In a recent case, a federal court ruled that an employer violated FMLA by firing an employee for excessive absences even though the employer didn’t include FMLA leave in the total of the employee’s absences.
The case — Dickinson v. St. Cloud Hospital — involved an employee who had numerous unauthorized absences and who had received numerous warnings about poor attendance.
- The employer then instituted a companywide attendance policy: any employee whose absences amounted to 5% of workdays could be fired. The employer laid out the following annual formula for computing excess absences:
No. of hours absent divided by No. of hours scheduled to work = Percentage of hours absent
- So, under that formula, an employee who was scheduled to work 2,000 hours in a year and who had 100 hours of absences in a year would produce the following result:
100 hours divided by 2,000 hours = 5%
That’s what the employee’s numbers in the case looked like, but no FMLA leave was included in the 100 hours of absences. So where did the company go wrong?
Here’s where. The company failed to add the FMLA leave from the No. of hours scheduled to work figure. In fact, if those hours had been added, the results of the formula would have been quite different. For instance, assume the employee took 200 hours of FMLA leave. That would make the formula look like this:
100 hours divided by 2,200 hours (2,000 + 200 hours of FMLA leave) = 4.54%

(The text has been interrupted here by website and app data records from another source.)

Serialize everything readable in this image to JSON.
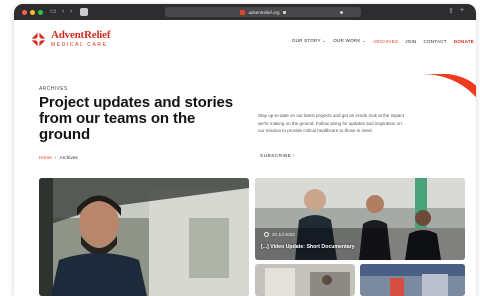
{
  "browser": {
    "url": "adventrelief.org",
    "controls": {
      "sidebar": "▭",
      "back": "‹",
      "forward": "›",
      "share": "⇧",
      "new_tab": "+"
    }
  },
  "brand": {
    "name": "AdventRelief",
    "tagline": "MEDICAL CARE",
    "color": "#d52e1f"
  },
  "nav": {
    "items": [
      "OUR STORY ⌄",
      "OUR WORK ⌄",
      "ARCHIVES",
      "JOIN",
      "CONTACT",
      "DONATE"
    ],
    "active": "ARCHIVES"
  },
  "page": {
    "kicker": "ARCHIVES",
    "title": "Project updates and stories from our teams on the ground",
    "breadcrumb": {
      "home": "Home",
      "separator": "›",
      "current": "Archives"
    },
    "intro": "Stay up-to-date on our latest projects and get an inside look at the impact we're making on the ground. Follow along for updates and inspiration on our mission to provide critical healthcare to those in need.",
    "subscribe": "SUBSCRIBE ›"
  },
  "cards": {
    "featured": {
      "date": "20 Jul 2023",
      "title": "[...] Video Update: Short Documentary"
    }
  },
  "colors": {
    "accent": "#e23a24",
    "chrome": "#2d2d2f"
  }
}
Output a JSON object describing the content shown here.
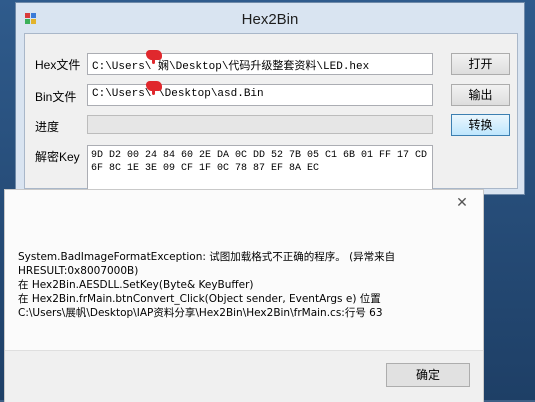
{
  "colors": {
    "desktop": "#2f5b8c",
    "window_frame": "#d9e4f1",
    "progress_fill": "#06b025",
    "redact": "#e0282d"
  },
  "window": {
    "title": "Hex2Bin",
    "icon": "app-grid-icon",
    "hex_label": "Hex文件",
    "hex_path": "C:\\Users\\ 娴\\Desktop\\代码升级整套资料\\LED.hex",
    "bin_label": "Bin文件",
    "bin_path": "C:\\Users\\  \\Desktop\\asd.Bin",
    "progress_label": "进度",
    "progress_value": 0,
    "key_label": "解密Key",
    "key_value": "9D D2 00 24 84 60 2E DA 0C DD 52 7B 05 C1 6B 01 FF 17 CD 6F 8C 1E 3E 09 CF 1F 0C 78 87 EF 8A EC",
    "open_button": "打开",
    "output_button": "输出",
    "convert_button": "转换"
  },
  "dialog": {
    "close_icon": "close-icon",
    "message_lines": [
      "System.BadImageFormatException: 试图加载格式不正确的程序。 (异常来自",
      "HRESULT:0x8007000B)",
      "   在 Hex2Bin.AESDLL.SetKey(Byte& KeyBuffer)",
      "   在 Hex2Bin.frMain.btnConvert_Click(Object sender, EventArgs e) 位置",
      "C:\\Users\\展帆\\Desktop\\IAP资料分享\\Hex2Bin\\Hex2Bin\\frMain.cs:行号 63"
    ],
    "ok_button": "确定"
  }
}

Employers who hand out discipline based on absentee rates had better have the math right when dealing with an employee who has taken FMLA leave:
- First, be sure the FMLA leave isn’t included in any totals labeled “unauthorized” or “excess.”
- Second, treat the leave taken under FMLA as “time worked” or “regularly scheduled work time.”